Tanshanomi's Snap Judgments

Honda 700/800 Shadow

Wed, May 19th, 2010

1986–88 Honda VT700C/VT800C Shadow
The Shadow was the first narrow-angle vee to use offset crankpins, which made it admirably smooth. It had the requisite low-speed, V-twin oomph, but thanks to overhead cams, three-valve combusion chambers and 'just-enough' crank mass, it revved surprisingly quickly. An interesting one-way clutch made downshifts smoother. LIke most bikes of the era, carbs were too lean from the factory.
When the engineers redesigned the second-generation shadow, they gave it much improved rear shocks. The steering was light, but cruiser-slow. Ground clearance in corners was considered poor at the time...it would be fairly good compared to today's mostly floorboard-equipped cruisers.
The 1st-gen Shadow was overstyled and awkward. While it's still not perfect, Honda got a lot right on the redesign.
New, the Shadow was bulletproof and nearly maintenance-free, thanks to hydraulic valve lash adjusters and shaft drive. Only time and miles have reduced its score.

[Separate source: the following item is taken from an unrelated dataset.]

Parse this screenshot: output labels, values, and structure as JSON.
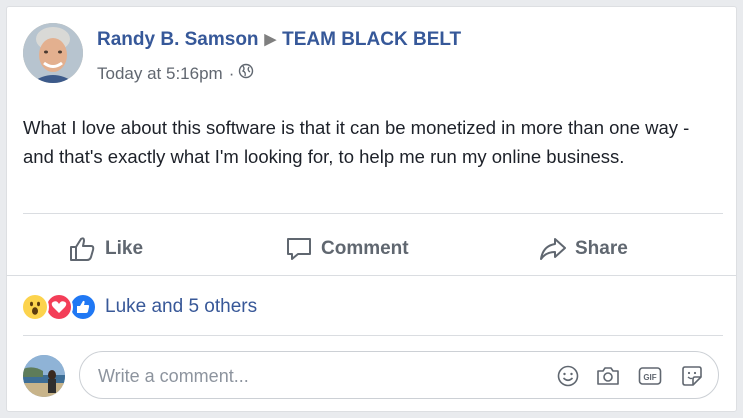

The hands-high, feet-out riding position is pitiful at highway speeds without a windscreen, but the seat was actually pretty comfy, and in-town handling was not difficult at all.
The '86 Shadow 700 was the first cruiser I ever sat on in the showroom and thought, 'Wow, I can see myself buying this.' That lightbulb moment has kept the 2nd gen Shadow on my list of favored models ever since.

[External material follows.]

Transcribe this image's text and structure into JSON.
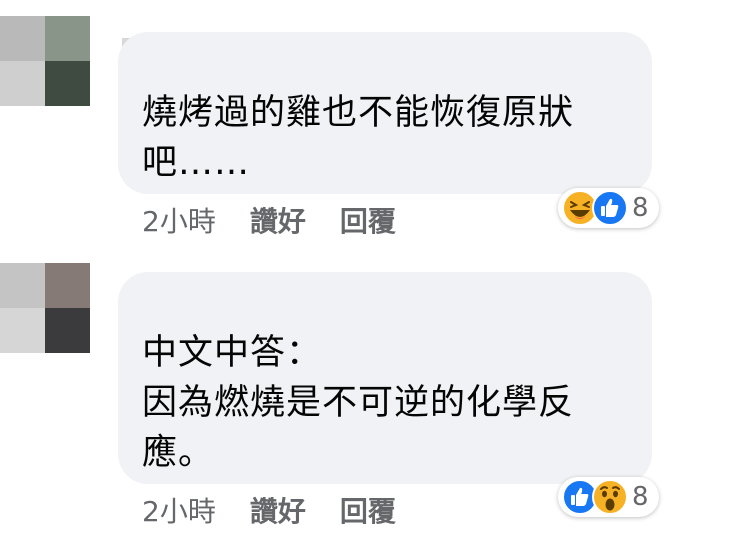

It was the first indication that Japan, Inc., was someday going to really nail this cruiser thing.